As part of the Precision Medicine Initiative (PMI), the FDA’s role is to create regulatory processes that encourage advances in genomic testing, while ensuring safety.
“The FDA is adapting its regulatory approach to anticipate and support the needs of rapidly evolving novel technologies,” an FDA spokesperson told us.
Genomics, predominantly high-throughput sequencing and characterization of expressed human genes, is creating new opportunities for drug discovery.
Next generation sequencing (NGS) now allows researchers to scan a person’s DNA to detect genomic variations – a technique that contains the equivalent of millions of tests in one.
According to Jeffrey Shuren, M.D., J.D., director of the FDA’s Center for Devices and Radiological Health, the draft recommendations are based on input received from genomics experts, industry, health care providers and patients from four public workshops and other outreach opportunities.
The first draft guidance addresses the potential for using FDA-recognized standards to demonstrate analytical validity. “The use of recognized consensus standards allows for variations in development and validation and accommodates the expected rapid evolution of NGS technologies,” according to the FDA.
The second draft guidance describes an approach wherein test developers may rely on clinical evidence from FDA-recognized public genome databases to support clinical claims for their tests.
The FDA spokesperson explained, “Additionally, this work is critical to the genomics community in order to advance the entire field of genomic medicine well beyond the scope of the PMI.”

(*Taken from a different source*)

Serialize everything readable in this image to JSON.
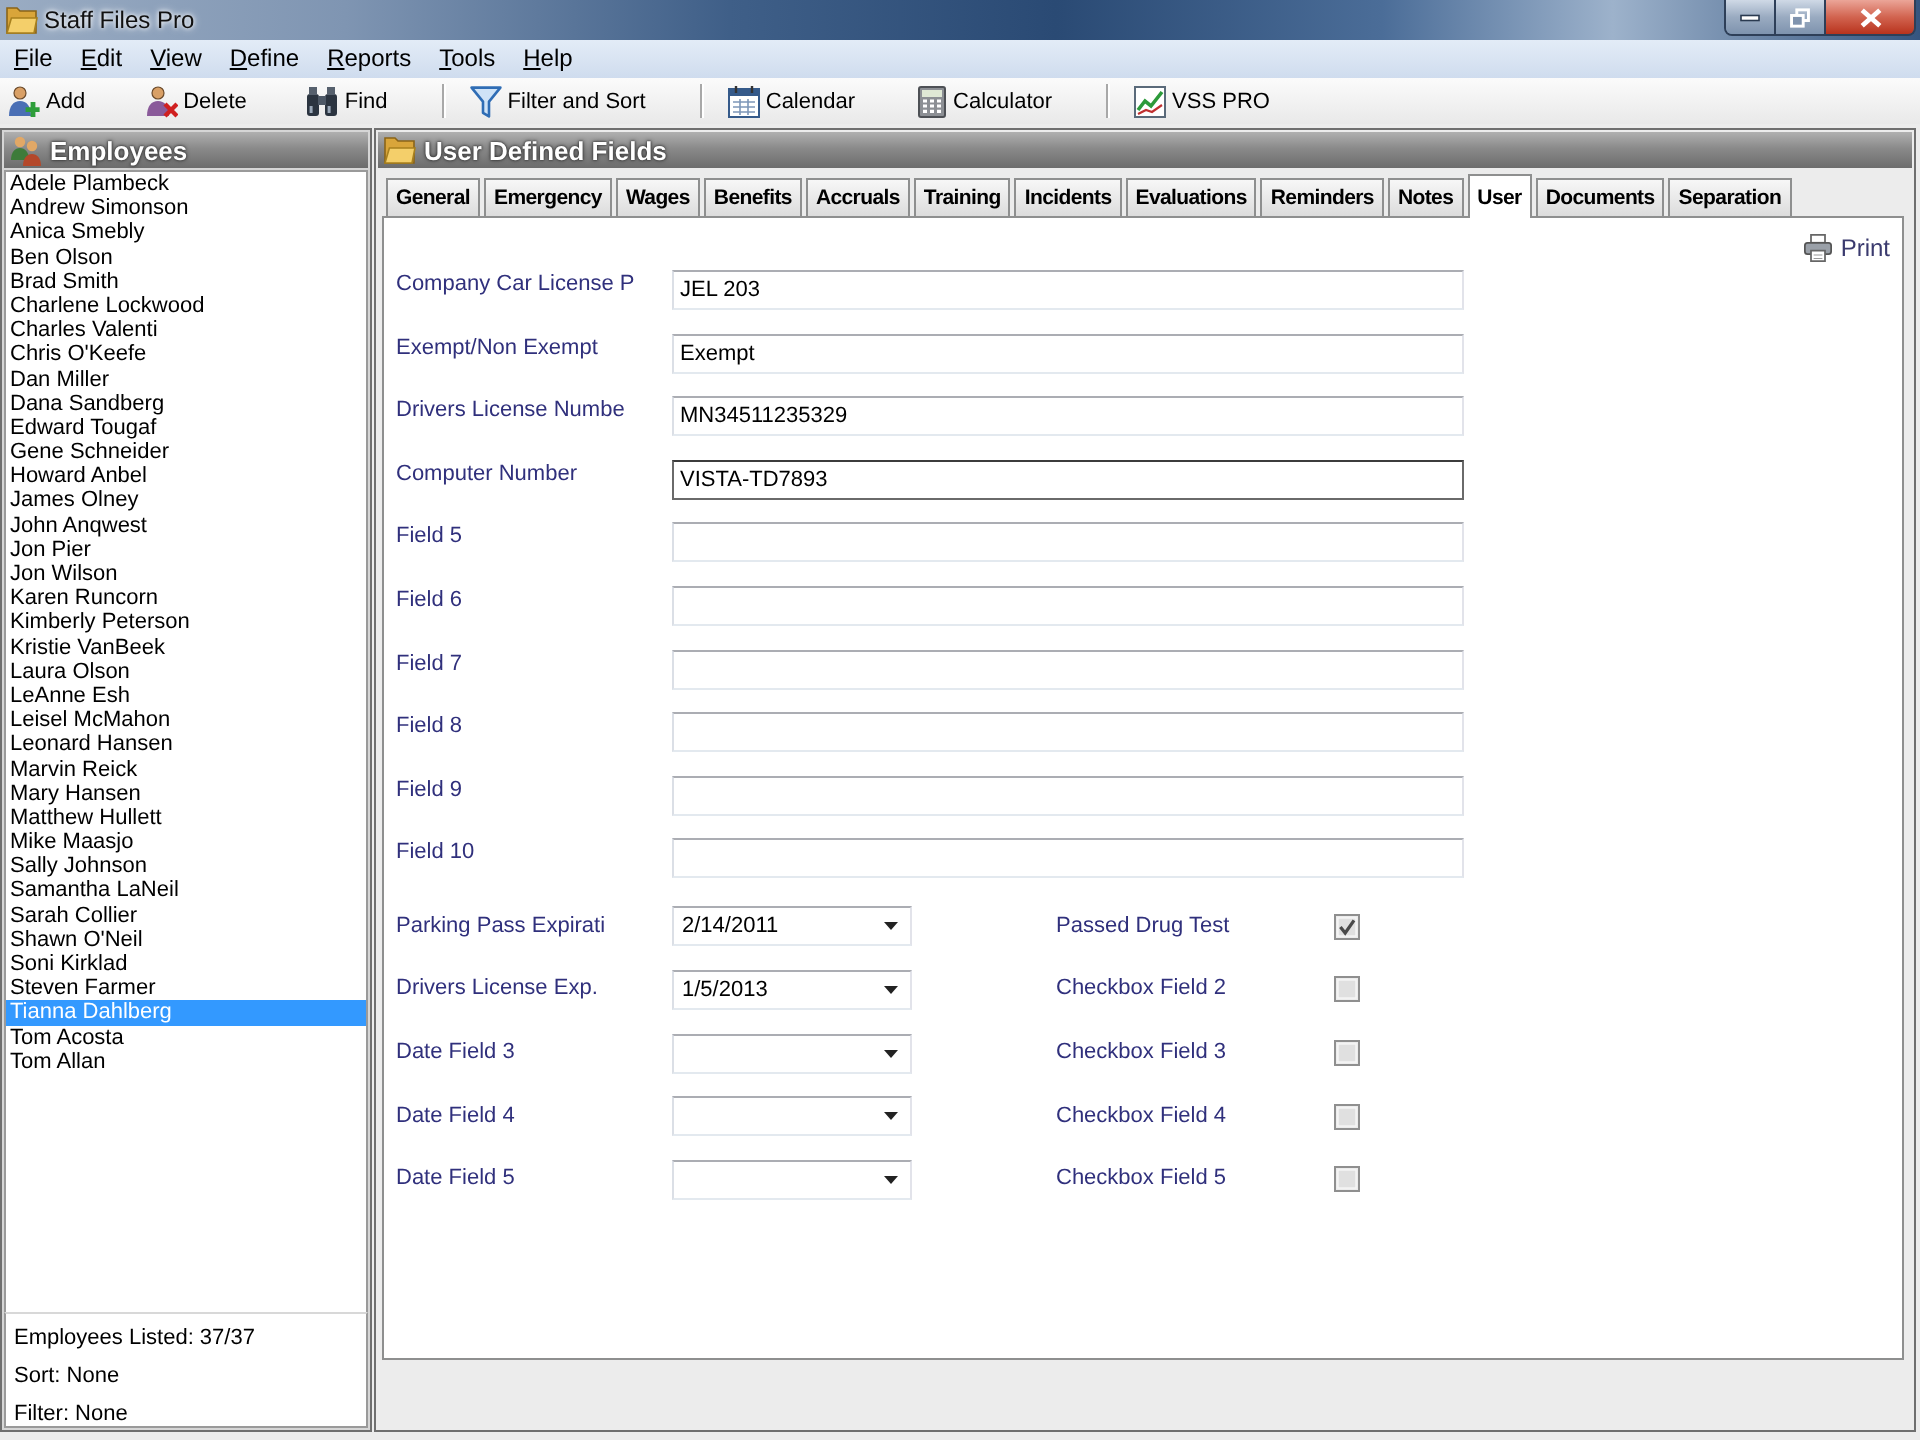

The administration is currently seeking public comments on the draft guidances during the 90-day comment period.
“In addition to our work on the two guidances, we have been sponsoring a cloud-based research and development web portal called precisionFDA,” an FDA spokesperson told us.
The portal allows test developers, academic centers, researchers, scientists, standard-setting organizations and others to share genetic information and compare various tools or methods to identify and analyze genetic variants.
To date, 600 organizations have signed up to participate since precisionFDA foundation in 2015, including companies such as LabCorp, Intel, and AstraZeneca.